When many boaters in Central Canada imagine cruising in the Maritimes, they think fog, fierce tides and the perceived perils of the open ocean. While there can be plenty of those things (although not nearly as bad as some imagine) there is however a place with almost no fog, tides or ocean waves, but with an abundance of breathtaking scenery, secluded anchorages and friendly inhabitants. The Bras d’or Lakes in Cape Breton, Nova Scotia, are 450 square miles of inland sea with enough cruising potential to last a lifetime.
Read more: Beautiful Bras d’Or
My Quebec Sea-Doo tour was a fantastic experience that I’d highly recommend to any boater. Cruiser, runabout and personal watercraft owners have much in common when it comes to selecting a good destination for a boating tour, so if you’re looking for a new marine adventure, this one’s for you…
Read more: Riding the Richelieu
The cruising season in British Columbia and the Pacific Northwest does not have to end with the passing of summer. A few hardy cruisers keep fall, winter and spring cruising as their own secret. The places that looked so captivating, with their natural green beauty in the summertime, take on a completely different look during the off-season. Fall colours are painted across the hillsides and in winter the white snow cap is more pronounced.

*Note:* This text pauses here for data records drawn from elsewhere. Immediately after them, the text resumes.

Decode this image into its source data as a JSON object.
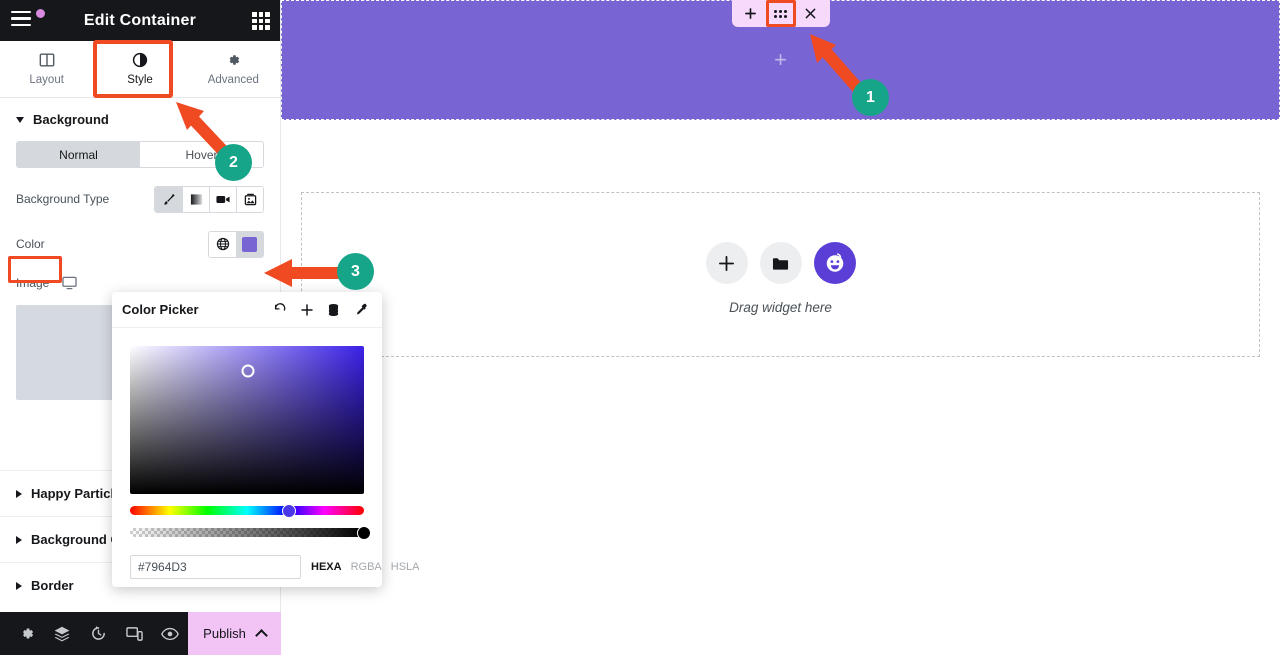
{
  "panel": {
    "header": {
      "title": "Edit Container",
      "menu_icon": "hamburger-menu-icon",
      "notification_dot": "notification-dot",
      "grid_icon": "apps-grid-icon"
    },
    "tabs": [
      {
        "label": "Layout",
        "icon": "layout-columns-icon",
        "active": false
      },
      {
        "label": "Style",
        "icon": "contrast-circle-icon",
        "active": true
      },
      {
        "label": "Advanced",
        "icon": "gear-icon",
        "active": false
      }
    ],
    "background_section": {
      "title": "Background",
      "expanded": true,
      "states": [
        {
          "label": "Normal",
          "active": true
        },
        {
          "label": "Hover",
          "active": false
        }
      ],
      "background_type": {
        "label": "Background Type",
        "options": [
          {
            "icon": "brush-icon",
            "active": true
          },
          {
            "icon": "gradient-icon",
            "active": false
          },
          {
            "icon": "video-camera-icon",
            "active": false
          },
          {
            "icon": "slideshow-icon",
            "active": false
          }
        ]
      },
      "color": {
        "label": "Color",
        "global_icon": "globe-icon",
        "swatch_hex": "#7964D3",
        "swatch_active": true
      },
      "image": {
        "label": "Image",
        "responsive_icon": "monitor-icon"
      }
    },
    "collapsed_sections": [
      {
        "label": "Happy Particles"
      },
      {
        "label": "Background Overlay"
      },
      {
        "label": "Border"
      }
    ],
    "footer": {
      "icons": [
        "settings-gear-icon",
        "navigator-layers-icon",
        "history-revisions-icon",
        "responsive-mode-icon",
        "preview-eye-icon"
      ],
      "publish_label": "Publish",
      "publish_chevron": "chevron-up-icon"
    }
  },
  "color_picker": {
    "title": "Color Picker",
    "actions": [
      "undo-reset-icon",
      "add-swatch-icon",
      "saved-colors-icon",
      "eyedropper-icon"
    ],
    "hex_value": "#7964D3",
    "modes": [
      {
        "label": "HEXA",
        "active": true
      },
      {
        "label": "RGBA",
        "active": false
      },
      {
        "label": "HSLA",
        "active": false
      }
    ]
  },
  "canvas": {
    "container": {
      "background_hex": "#7964D3",
      "add_plus_icon": "add-plus-icon",
      "toolbar": [
        {
          "icon": "plus-icon",
          "highlighted": false
        },
        {
          "icon": "grip-dots-icon",
          "highlighted": true
        },
        {
          "icon": "close-x-icon",
          "highlighted": false
        }
      ]
    },
    "drop_zone": {
      "text": "Drag widget here",
      "buttons": [
        {
          "icon": "plus-icon"
        },
        {
          "icon": "folder-icon"
        },
        {
          "icon": "ai-face-icon"
        }
      ]
    }
  },
  "annotations": {
    "accent_hex": "#F04A23",
    "badge_hex": "#17A589",
    "steps": [
      {
        "number": "1"
      },
      {
        "number": "2"
      },
      {
        "number": "3"
      }
    ]
  }
}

Read more: The Wonder of Winter Cruising
Any list of the “Best of the West” iconic boating destinations (CYW August 2013) simply has to include Prideaux Haven. Indeed, many would consider this scenic anchorage in Desolation Sound one of the “Best in the World.”
Prideaux Haven, including Melanie and Laura Coves, is surrounded by numerous islands that create myriad bays and interconnecting coves that are a wonder to explore by small craft. Against the backdrop of the rugged BC coastal mountains, these islands provide excellent protection from the weather.
Read more: Prideaux Haven
When boaters ventured into Frenchman’s Bay even a couple of decades ago, it was not without some trepidation - the entrance to the harbour was badly marked and was flanked by the remnants of underwater pier footings, the water inside the bay was so shallow running aground was a certainty for any but the shallowest drawing and the docks were slightly wobbly and mosquito populated. But all that has changed and more transformations are underway even as you read this.
Read more: Bay Days
When July 1 arrives, our bow points northward to the Broughton Archipelago for good scuba diving, kayaking, prawning and crabbing, wilderness hikes and relative isolation. The Broughton Archipelago is a paradise of hundreds of low-lying islands and evergreen- covered rocky islets lying between the bracing waters of Queen Charlotte Strait and the mountainous BC mainland. For most of us, the Broughtons are just far enough away to be a challenge yet close enough to be accessible. Up here, you’re on your own yet within a half-day’s run of
Read more: Drury Inlet
This month, we survey the major routes north of Desolation Sound, where some of BC’s best cruising grounds lie just beyond a series of challenging tidal passes. Beyond Desolation Sound lies a beckoning labyrinth of forested islands, inlets and anchorages guarded by a number of tidal passes adjacent to Vancouver Island. Because of the strength and speed of the currents in these passes, boaters may be apprehensive about attempting the transit to the greener pastures ahead. But taking an informed and calculated risk at these gateways leads you on to greater rewards in cruising grounds and anchorages to the north.
Read more: BC Tidal Passes: Passes Beyond Desolation Sound
It’s nine at night and we are sitting in the cockpit of Adamant 1 enjoying a glass of wine and watching the sun turn the sky brilliant reds and oranges. We reminisce about our day. We climbed the hills at The Benjamins, we kayaked around all the little islets, we swam in the cool clear water and we shared sundowners with three other couples. It doesn’t get any better than this. We are on holiday in the North Channel! And we think we are the most fortunate sailors on earth.
Read more: Ontario's North Channel
The islands, channels and fjords that stretch from Desolation Sound northwest to Queen Charlotte Strait make up one of BC’s most inviting cruising grounds. Here’s how to get there and what to expect. North of Desolation Sound there is a special cruising ground that is rustic, remote and majestic. It offers some of the finest cruising in the world through deep channels and fjords, with vistas of snow-capped mountains beyond. Up here, the cruising just seems to get better the farther north you go.
Read more: North of Desolation Sound - The Broughtons for...
Celebrate summer cruising with our choice of our favourite boating spots and experiences on the West Coast. This month, to celebrate summer and the best of the boating season, we’ve assembled a roster of prime cruising spots, activities and diversions. They’re not intended to be “bests” by any means – that would really be stepping out on a log boom! – but favourites selected by ourselves and some of our regular contributors. We’d love to hear what you think of our choices – and we’d love to hear about your favourites.
Read more: Best of the West